With intricate, spongy ripples and umbrella tops, some dainty with slender stems, others thick, tan, or red-hued, the sculptural beauty of mushrooms caught the eye of Tyler Akabane early on. “They have a mystique about them,” he says. The 37-year-old Swampscott native has been foraging for mushrooms for years, leading tours, and selling rare fungi to local restaurants. When the pandemic closed the businesses, he launched a home delivery service, Mushrooms For My Friends. Now, Akabane recently opened The Mushroom Shop in Somerville. Handmade sketches on the picture window first draw you into the homey store. A steady stream of customers come to explore the gathering of wild and cultivated mushrooms in the glass display case. Certain ones are grown in Massachusetts, others around the country. Some visitors are amateur mycologists; others just inquisitive. “There’s something fascinating about mushrooms that captures your attention,” says Akabane. He eagerly shares his expertise to help you make sense of the fungi and how to cook with them: wild morels, porcinis, mousserons, cultivated exotic king oysters, lion’s manes, maitakes, and more. Several shelves are lined with ingredients that pair well with their woodsy, meaty, nutty, umami flavors: oils and spices, jars and bottles of craft soy sauce, honey, and fermented veggies. Fresh seasonal vegetables, like asparagus and fiddleheads, are available too. As for the mushrooms, Akabane believes, “People are taught to be afraid of picking wild fungi,” he says. “That’s because they haven’t familiarized themselves with mushrooms to learn which ones are deadly or not.” (½ pound wild morels, $22.50; 1 pound wild and exotic cultivated mushrooms, starting at $15 a pound and up). 433 Medford St., Somerville, 617-718-0570, mushroomsformyfriends.com. The store is open Wednesday to Saturday.

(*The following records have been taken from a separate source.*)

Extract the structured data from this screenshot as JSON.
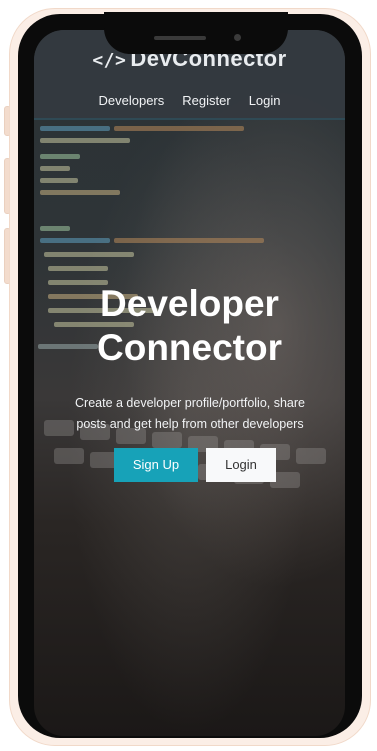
{
  "navbar": {
    "brand_icon": "</>",
    "brand_text": "DevConnector",
    "links": [
      "Developers",
      "Register",
      "Login"
    ]
  },
  "hero": {
    "title_line1": "Developer",
    "title_line2": "Connector",
    "subtitle_line1": "Create a developer profile/portfolio, share",
    "subtitle_line2": "posts and get help from other developers",
    "signup_label": "Sign Up",
    "login_label": "Login"
  },
  "colors": {
    "primary": "#17a2b8",
    "navbar": "#343a40",
    "light": "#f8f9fa",
    "bezel": "#fbeee6"
  },
  "icons": {
    "brand_icon": "code-icon"
  }
}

ANN TRIEGER KURLAND
Ann Trieger Kurland can be reached at firstname.lastname@example.org.